**Exercise prompt**
Go through the records and copy each line where the string "ESTIMATED" occurs.

[Component data from apps and pages]
####################

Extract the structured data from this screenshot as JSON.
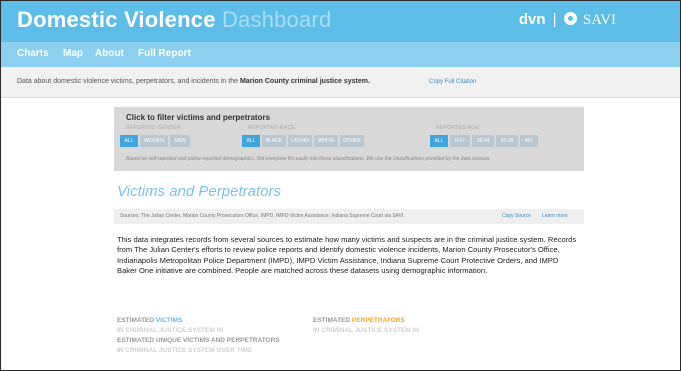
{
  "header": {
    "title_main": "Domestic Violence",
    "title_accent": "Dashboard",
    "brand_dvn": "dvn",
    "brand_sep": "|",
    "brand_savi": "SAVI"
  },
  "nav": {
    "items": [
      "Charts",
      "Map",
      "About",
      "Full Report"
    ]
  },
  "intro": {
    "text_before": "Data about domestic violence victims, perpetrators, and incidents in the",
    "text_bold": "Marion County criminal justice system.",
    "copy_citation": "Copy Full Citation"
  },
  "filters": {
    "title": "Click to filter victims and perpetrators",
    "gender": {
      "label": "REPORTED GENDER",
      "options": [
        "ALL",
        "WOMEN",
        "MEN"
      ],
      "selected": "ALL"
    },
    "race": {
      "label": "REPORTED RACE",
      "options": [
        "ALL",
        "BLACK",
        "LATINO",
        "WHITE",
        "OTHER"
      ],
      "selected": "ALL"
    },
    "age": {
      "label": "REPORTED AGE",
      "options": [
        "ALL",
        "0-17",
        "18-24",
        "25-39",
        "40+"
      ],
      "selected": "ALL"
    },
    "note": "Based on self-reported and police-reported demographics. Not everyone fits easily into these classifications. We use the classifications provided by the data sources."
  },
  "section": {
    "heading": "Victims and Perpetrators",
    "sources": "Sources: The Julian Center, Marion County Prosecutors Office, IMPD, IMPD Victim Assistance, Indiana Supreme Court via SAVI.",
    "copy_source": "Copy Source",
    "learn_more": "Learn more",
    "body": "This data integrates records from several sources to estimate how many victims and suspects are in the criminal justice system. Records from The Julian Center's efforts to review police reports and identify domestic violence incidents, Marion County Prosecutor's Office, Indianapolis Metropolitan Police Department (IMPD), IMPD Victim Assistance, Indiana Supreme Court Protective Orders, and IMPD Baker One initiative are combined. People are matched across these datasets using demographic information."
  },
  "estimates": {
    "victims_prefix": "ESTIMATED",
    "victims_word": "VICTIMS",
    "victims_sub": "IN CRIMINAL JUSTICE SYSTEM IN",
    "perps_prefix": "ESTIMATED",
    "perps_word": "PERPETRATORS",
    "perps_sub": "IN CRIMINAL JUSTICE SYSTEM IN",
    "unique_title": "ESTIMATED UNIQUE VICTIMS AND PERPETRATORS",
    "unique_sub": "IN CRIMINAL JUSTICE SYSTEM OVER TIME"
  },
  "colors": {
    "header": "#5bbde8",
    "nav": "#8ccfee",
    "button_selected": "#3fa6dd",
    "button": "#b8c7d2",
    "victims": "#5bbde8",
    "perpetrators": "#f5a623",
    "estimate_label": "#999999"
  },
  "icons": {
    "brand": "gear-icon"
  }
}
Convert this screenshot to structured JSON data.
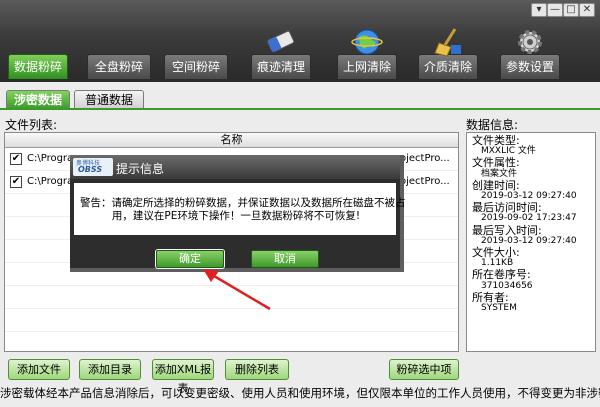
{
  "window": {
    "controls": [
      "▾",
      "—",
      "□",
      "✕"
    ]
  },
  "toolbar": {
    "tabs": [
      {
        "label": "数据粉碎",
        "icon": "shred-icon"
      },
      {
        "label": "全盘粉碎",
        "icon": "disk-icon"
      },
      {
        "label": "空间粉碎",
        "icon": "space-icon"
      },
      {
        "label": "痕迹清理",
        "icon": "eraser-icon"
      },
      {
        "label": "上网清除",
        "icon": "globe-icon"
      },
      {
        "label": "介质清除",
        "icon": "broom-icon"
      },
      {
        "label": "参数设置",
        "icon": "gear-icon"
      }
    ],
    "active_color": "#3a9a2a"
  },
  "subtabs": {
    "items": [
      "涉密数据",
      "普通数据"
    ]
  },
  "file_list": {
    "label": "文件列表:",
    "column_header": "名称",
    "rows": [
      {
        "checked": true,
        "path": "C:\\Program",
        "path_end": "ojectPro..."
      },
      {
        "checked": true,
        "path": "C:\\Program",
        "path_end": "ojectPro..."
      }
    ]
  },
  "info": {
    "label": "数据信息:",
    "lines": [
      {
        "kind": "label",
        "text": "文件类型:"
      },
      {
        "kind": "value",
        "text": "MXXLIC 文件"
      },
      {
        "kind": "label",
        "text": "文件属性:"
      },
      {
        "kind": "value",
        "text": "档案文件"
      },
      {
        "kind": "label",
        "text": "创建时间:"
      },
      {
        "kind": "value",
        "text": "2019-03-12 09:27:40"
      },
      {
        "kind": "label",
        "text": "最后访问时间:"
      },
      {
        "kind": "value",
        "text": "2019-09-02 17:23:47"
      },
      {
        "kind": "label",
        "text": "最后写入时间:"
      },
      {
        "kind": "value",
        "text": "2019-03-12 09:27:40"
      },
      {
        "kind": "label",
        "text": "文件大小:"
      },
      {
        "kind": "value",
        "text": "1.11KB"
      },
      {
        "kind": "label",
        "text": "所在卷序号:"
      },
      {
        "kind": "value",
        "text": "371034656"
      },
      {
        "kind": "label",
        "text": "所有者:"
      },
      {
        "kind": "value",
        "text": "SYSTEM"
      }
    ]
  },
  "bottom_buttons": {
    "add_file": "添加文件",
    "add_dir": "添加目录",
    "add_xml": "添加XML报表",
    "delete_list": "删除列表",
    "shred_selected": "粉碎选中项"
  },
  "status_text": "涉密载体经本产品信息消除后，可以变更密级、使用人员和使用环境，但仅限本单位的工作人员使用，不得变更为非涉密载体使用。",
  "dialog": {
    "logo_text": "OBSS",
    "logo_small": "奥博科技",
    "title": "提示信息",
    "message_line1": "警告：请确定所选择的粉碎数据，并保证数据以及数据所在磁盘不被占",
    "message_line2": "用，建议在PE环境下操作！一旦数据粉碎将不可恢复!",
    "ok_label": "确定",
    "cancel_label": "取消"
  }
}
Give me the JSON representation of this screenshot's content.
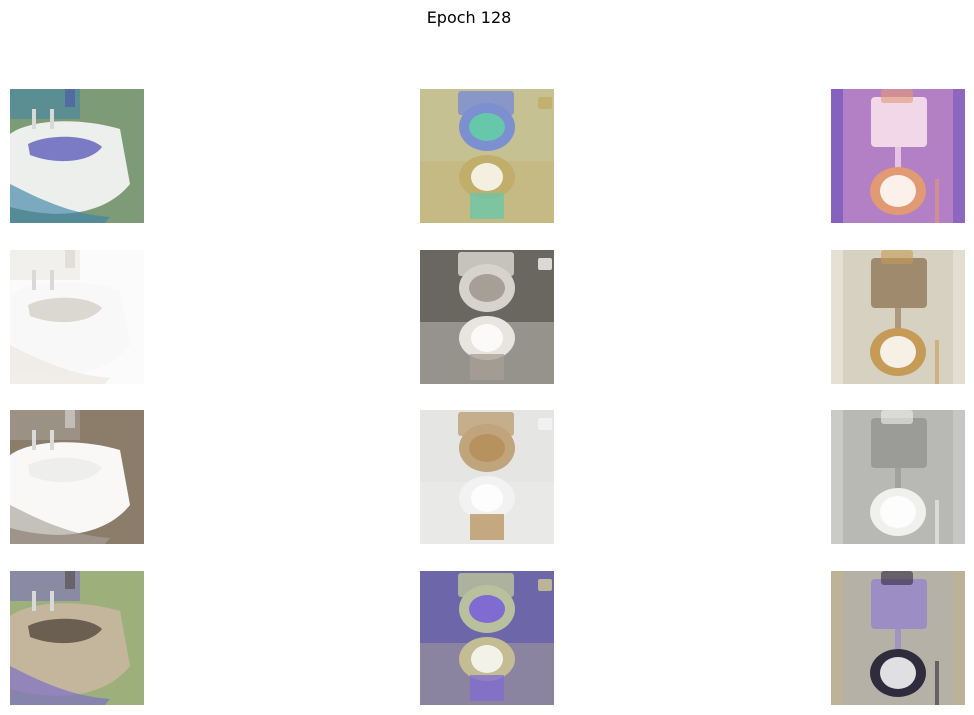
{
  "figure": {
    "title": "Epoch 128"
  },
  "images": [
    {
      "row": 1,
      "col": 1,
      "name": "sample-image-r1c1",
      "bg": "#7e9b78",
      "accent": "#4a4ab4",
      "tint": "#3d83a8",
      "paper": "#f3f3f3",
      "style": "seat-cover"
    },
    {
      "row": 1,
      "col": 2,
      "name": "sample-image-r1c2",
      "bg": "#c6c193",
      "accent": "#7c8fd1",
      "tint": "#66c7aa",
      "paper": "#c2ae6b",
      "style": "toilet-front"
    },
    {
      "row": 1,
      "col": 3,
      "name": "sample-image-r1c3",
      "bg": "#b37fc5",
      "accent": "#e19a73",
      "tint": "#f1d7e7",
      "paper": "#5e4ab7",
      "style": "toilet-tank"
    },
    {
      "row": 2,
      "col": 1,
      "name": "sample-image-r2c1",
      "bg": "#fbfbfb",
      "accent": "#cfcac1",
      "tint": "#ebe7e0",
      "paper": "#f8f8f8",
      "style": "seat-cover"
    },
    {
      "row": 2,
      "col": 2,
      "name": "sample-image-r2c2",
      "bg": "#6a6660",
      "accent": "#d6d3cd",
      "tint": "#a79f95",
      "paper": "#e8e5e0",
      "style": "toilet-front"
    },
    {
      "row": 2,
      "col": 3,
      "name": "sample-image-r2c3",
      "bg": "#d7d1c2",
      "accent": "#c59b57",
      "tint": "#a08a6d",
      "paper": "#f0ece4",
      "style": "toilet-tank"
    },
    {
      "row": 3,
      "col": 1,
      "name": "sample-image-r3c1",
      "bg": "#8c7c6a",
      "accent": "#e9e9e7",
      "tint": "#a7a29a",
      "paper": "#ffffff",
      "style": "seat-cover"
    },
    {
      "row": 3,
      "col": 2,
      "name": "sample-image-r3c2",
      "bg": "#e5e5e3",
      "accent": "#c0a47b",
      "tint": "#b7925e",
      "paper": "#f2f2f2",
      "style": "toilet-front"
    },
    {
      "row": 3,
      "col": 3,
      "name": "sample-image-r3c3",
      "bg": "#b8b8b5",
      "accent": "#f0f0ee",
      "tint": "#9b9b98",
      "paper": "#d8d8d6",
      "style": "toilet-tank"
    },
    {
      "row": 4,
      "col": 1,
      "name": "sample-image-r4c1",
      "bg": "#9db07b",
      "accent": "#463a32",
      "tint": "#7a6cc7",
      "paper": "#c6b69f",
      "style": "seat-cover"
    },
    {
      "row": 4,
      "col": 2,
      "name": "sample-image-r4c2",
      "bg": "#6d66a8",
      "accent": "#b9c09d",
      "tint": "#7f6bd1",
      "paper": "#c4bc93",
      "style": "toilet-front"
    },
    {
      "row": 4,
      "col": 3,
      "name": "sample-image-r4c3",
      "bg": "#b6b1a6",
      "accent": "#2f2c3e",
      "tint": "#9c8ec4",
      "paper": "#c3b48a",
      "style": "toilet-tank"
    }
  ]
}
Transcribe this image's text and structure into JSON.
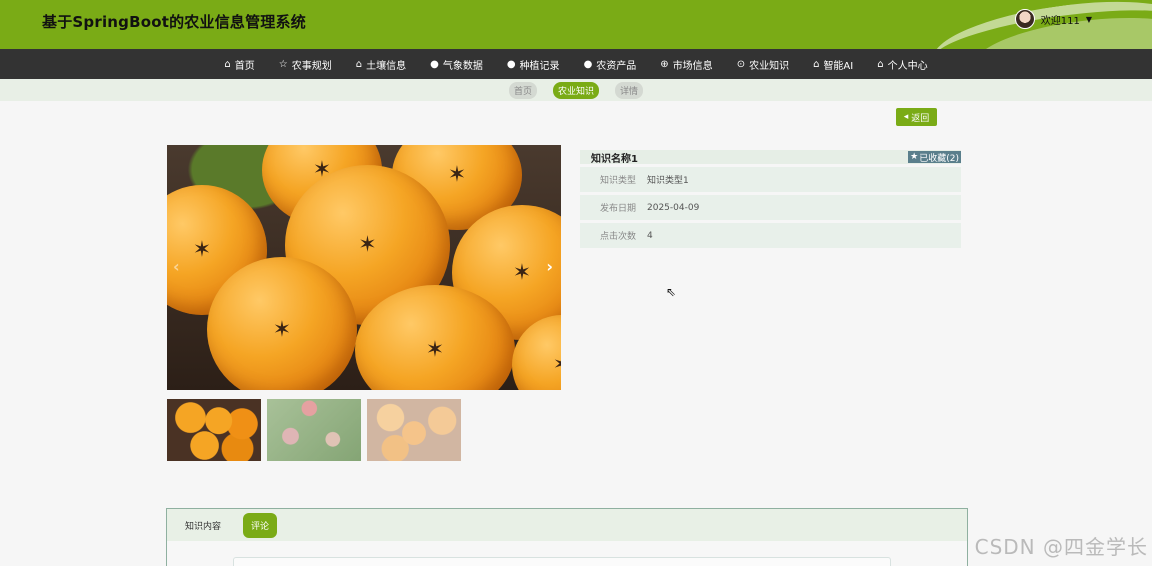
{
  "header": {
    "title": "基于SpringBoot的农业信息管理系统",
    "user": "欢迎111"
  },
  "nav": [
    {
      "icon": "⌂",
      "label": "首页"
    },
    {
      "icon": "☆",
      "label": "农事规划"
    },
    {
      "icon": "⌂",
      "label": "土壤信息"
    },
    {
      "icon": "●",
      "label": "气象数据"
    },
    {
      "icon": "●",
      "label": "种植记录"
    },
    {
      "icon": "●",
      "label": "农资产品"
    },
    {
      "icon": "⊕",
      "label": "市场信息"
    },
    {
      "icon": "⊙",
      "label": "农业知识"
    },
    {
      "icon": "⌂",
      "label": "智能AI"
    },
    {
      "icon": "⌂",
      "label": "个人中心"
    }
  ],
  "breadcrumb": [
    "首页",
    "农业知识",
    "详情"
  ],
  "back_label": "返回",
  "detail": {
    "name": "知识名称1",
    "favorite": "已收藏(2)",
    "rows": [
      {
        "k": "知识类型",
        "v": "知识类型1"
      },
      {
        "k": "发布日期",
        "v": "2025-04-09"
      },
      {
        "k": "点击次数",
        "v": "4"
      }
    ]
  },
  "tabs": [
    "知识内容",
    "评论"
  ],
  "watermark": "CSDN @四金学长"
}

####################

**Exercise output**
    "victims_prefix": "ESTIMATED",
    "perps_prefix": "ESTIMATED",
    "unique_title": "ESTIMATED UNIQUE VICTIMS AND PERPETRATORS",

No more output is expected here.